Share This Article

Facebook Twitter


DISCLAIMER:

1. All comments will be moderated by the Daily FT Web Editor.

2. Comments that are abusive, obscene, incendiary, defamatory or irrelevant will not be published.

3. We may remove hyperlinks within comments.

4. Kindly use a genuine email ID and provide your name.

5. Spamming the comments section under different user names may result in being blacklisted.

COMMENTS

Today's Columnists

Implementing SC Orders

Wednesday, 26 June 2019

The Supreme Court on 18 April has ordered six Ministries, their Secretaries and three Government authorities to take immediate several effective measures to be enforced in the design and construction of all parts of new buildings and services the pub


Need for an education revolution: Future of our kids and the nation is at risk – Part I

Wednesday, 26 June 2019

It is said that a country is only good as her people.
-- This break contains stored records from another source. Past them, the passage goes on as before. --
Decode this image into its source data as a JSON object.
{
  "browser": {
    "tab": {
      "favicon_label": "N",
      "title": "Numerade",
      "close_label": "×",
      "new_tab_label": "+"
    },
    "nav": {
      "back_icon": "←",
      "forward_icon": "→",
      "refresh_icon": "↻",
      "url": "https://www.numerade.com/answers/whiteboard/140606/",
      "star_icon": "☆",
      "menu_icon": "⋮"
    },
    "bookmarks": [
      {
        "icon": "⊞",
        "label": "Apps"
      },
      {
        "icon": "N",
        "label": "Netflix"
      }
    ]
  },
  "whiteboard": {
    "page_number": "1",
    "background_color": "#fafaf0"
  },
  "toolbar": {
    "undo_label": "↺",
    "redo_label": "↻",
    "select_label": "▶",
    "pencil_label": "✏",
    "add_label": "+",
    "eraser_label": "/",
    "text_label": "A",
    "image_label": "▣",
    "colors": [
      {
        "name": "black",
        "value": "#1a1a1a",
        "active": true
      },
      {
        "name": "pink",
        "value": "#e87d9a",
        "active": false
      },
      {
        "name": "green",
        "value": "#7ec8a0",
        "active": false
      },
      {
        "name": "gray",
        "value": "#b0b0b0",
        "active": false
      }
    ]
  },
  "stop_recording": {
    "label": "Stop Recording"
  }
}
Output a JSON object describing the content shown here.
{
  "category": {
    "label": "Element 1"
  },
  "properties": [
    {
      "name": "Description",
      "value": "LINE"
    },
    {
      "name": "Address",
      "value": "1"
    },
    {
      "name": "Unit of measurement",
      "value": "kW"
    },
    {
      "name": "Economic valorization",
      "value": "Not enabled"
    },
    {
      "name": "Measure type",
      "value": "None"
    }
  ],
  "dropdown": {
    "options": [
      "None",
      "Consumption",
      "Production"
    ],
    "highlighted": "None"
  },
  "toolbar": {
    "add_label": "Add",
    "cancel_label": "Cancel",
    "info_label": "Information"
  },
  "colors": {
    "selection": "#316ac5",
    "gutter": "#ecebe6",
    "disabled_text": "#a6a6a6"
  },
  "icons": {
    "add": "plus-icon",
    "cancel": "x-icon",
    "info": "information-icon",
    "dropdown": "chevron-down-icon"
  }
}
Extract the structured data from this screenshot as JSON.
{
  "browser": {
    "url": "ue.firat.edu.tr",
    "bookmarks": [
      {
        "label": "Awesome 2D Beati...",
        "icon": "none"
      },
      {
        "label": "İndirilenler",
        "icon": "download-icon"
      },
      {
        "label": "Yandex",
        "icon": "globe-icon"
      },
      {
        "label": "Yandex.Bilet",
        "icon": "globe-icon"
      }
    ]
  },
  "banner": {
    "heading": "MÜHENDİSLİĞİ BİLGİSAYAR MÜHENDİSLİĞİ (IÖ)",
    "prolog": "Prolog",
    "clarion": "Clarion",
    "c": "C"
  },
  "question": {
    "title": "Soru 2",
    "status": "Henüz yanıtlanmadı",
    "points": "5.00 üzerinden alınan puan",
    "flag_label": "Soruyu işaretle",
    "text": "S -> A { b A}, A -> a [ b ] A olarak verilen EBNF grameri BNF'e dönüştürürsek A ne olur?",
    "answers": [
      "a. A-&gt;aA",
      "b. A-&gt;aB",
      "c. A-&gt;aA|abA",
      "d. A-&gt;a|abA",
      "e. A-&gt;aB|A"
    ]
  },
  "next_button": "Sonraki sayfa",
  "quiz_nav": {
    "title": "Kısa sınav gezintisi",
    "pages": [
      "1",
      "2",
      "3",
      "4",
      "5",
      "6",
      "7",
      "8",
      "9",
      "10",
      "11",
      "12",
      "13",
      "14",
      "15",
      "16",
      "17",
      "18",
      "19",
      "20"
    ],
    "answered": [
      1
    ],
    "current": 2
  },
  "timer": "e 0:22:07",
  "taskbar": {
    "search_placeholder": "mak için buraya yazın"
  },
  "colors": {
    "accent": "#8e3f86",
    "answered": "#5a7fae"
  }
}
A country belongs to her people. In a democratic country, people elect the leaders to manage the country on their behalf. Hence, to be hailed as a progressive country, it is paramount for a countr


Universalism versus tribalism

Wednesday, 26 June 2019

The most venerable Warakagoda Sri Gnanarathana Thero Mahanayake of the Asgiriya chapter has announced that his recent remarks, have been misconstrued and distorted. The authenticity of recorded information in cyber space is an inconvenient truth of t


A sermon on stoning

Tuesday, 25 June 2019

It is generally assumed we have passed the Stone Age, the Bronze Age, the Iron Age, the Industrial Age, and the Space Age.After a breath-taking dive in to the Digital Age, we are well on our way to the Age of Automation and Artificial Intelligence. N


Columnists More